Many a Berlin-set spy novel comprises a tale of two cities which plays out during the heated tensions of the Cold War. Dan Fesperman's latest spy thriller, "Winter Work," offers a refreshing variant on this by immersing its reader in the murky corners and wooded surroundings of the German capital at a brief yet pivotal stage in the city's history seldom depicted in fiction.

It is February 1990 and the Cold War is thawing. The Wall has recently fallen, East Germany is coming undone, and Stasi agents are either lying low or selling state secrets to the highest bidder. One disaffected Stasi agent, Emil Grimm, finds himself with other matters to think about when he comes across the body of his neighbor and colleague, Lothar Fischer, near his dacha in a patch of forest north of Berlin.

Two officers on the scene reveal their differences: One young detective is determined to catch a killer; the other is more concerned about fighting the new political order. Emil's priorities are twofold: He needs to complete a high-stakes mission that he and Lothar started, and he has to find a CIA agent he can trust — one with whom he can barter a file of sensitive information in exchange for safe harbor and a new start for himself, his sickly wife, and her caretaker.

That agent turns out to be Claire Saylor, who is in Berlin as part of a "mop-up action" against her agency's defeated enemies. When she first makes contact with Emil there is inevitable discomfort — they are "two people trained to mistrust, searching for any sign that it might be safe to do otherwise." In time, though, they suspend their doubts, pool their resources and set out to ensnare several particularly vengeful "comrades in arms."

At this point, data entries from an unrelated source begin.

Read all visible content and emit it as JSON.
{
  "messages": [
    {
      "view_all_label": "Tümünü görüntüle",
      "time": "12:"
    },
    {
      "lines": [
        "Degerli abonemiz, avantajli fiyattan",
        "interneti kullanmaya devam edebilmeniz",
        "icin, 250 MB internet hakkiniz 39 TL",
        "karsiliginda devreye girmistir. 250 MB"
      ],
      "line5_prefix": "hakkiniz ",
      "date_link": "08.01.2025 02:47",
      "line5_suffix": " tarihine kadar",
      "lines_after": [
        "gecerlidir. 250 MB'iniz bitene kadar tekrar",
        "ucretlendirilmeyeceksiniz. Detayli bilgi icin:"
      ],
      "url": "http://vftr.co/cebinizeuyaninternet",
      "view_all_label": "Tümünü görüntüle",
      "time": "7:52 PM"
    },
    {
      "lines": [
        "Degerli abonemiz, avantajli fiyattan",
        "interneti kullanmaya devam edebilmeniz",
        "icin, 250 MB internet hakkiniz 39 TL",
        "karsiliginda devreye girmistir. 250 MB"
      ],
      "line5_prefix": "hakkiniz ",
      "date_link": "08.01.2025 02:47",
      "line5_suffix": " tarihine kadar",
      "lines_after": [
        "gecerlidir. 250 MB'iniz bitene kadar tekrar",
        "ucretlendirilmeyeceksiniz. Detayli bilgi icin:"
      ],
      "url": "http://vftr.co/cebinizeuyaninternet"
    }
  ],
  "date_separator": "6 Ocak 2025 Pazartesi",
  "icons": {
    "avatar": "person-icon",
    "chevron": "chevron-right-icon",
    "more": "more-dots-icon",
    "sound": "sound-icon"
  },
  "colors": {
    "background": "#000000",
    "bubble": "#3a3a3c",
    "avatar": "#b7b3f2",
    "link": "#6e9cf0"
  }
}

"Winter Work" is a gripping, tightly plotted old-school spy novel. As the Baltimore-based writer informs us in his acknowledgments, it is also fiction born of historical fact: One plot strand takes its origins from a genuine CIA operation, and some of the characters, such as spy supremo Markus Wolf, are incarnations of real-life figures. Claire makes a welcome return from Fesperman's last book, "The Cover Wife," as does another character whose true identity is cannily kept under wraps until a decisive moment.

Occasionally Fesperman's prose comes across as either lofty (men are "fellows") or perfunctory ("his eyes as cold as January"). And despite all the dark deeds and cloak-and-dagger intrigue, the book lacks both the subtlety and the complexity of a more nuanced John le Carré work.

However, there is still a great deal to relish, not least a number of precision-tooled set pieces, from a taut safe-breaking scene to an exciting assault on a safe house. Berlin — "spying's most storied theme park" — is vividly rendered, as is a time of convulsive change and the hopes, anxieties and machinations of those caught up in the chaos.

Malcolm Forbes has written for the Times Literary Supplement, the Economist and the Wall Street Journal. He lives in Edinburgh, Scotland.

Winter Work

By: Dan Fesperman

Publisher: Alfred A. Knopf, 352 pages, $28.